"Experience from East Asia and Brazil indicate that home-grown, export-oriented industrialisation led by private entrepreneurs (local and foreign) opens up broader opportunities for sustainable growth. In this context, it would seem most logical that Tanzania embarks on industrial development based on specific industries and sectors where Tanzania has latent comparative advantage such as availability of raw materials (crops, livestock and fisheries, forestry resources and minerals) and on promoting industry clustering through Special Economic Zones (SEZs) and Export Processing Zones (EPZs) to produce electronic and electrical goods as well as other manufactured goods that are in high demand in the region. Drawing upon lessons from Southeast Asia, an industrialisation strategy for Tanzania will have to include industry-clustering preceded by a frontal attack on business-unfriendly and inefficient practices and cultures, minimising the frequency and intensity of policy reversals, reviewing labour laws for flexibility, securing land for mass production activities, improving logistics and supply chains for intermediate inputs, and upgrading infrastructure. These are necessary to unlock or attract FDIs and sunset industries from countries like China where firms are in the process of upgrading their business models and processes to move up the value chain and are willing to relocate their labour-intensive activities to countries and regions where labour costs are much lower."
And to do so, Dr. Mpango would surely attempt to implement his "Message No. 6 – A stable and predictable political and macroeconomic framework", which succinctly states that:
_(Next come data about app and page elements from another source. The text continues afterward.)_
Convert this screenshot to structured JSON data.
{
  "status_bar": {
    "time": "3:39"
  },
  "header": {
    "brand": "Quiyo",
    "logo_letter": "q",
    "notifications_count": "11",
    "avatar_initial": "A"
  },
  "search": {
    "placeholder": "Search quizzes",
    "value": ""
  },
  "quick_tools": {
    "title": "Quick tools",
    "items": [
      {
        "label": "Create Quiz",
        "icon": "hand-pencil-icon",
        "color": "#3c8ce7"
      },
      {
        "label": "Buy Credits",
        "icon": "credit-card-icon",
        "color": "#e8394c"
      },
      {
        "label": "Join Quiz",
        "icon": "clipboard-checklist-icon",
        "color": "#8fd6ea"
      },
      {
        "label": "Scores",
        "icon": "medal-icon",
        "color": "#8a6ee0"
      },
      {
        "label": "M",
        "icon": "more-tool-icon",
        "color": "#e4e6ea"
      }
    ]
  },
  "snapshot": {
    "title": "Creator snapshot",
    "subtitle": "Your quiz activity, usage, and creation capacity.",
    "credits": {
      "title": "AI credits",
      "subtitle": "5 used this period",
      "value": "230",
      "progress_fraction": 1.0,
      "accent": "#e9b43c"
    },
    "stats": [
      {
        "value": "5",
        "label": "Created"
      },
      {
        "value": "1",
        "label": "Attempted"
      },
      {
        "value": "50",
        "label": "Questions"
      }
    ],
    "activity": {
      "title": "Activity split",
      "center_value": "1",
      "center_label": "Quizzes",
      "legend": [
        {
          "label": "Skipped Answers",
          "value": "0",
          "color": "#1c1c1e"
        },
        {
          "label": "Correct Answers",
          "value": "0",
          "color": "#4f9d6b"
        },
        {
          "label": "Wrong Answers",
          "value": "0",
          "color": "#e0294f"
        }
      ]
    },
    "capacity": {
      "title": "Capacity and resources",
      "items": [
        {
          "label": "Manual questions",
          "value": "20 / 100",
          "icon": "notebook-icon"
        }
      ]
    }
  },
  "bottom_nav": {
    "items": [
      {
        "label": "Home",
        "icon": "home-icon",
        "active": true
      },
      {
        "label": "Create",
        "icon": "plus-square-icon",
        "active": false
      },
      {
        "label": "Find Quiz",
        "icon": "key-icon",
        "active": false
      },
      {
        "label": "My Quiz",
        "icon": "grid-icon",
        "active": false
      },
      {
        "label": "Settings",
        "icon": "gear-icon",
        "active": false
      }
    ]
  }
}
"In all countries surveyed, it is crystal clear that successful socio-economic transformation relies on the prudent implementation and adjustment of fiscal (tax and non-tax revenues, domestic and foreign debt, expenditure) and monetary policies (money supply, exchange rates, foreign reserves) as they affect a country’s competitiveness."
Both the World Bank's country representative and the governor of the Bank of Tanzania (BOT) - a former World Bank lead economist - must be very happy. Yet there are those who feel a sense of déjà vu. As they compare, by way of 'back to the future', Mkapa's 1995-2000 and Magufuli's 2015-2020, they may warily wonder: Can anything good come out of the World Bank?
For me the question would be: After Dr. Mpango applies his "Tanzania Public Expenditure and Financial Accountability Review: Some Insights" (from the World Bank) to fill the government coffers, will our dear country "graduate to middle-income status"? In other words, can money end poverty? Or is 'making poverty history' primarily a matter of policy/ideology?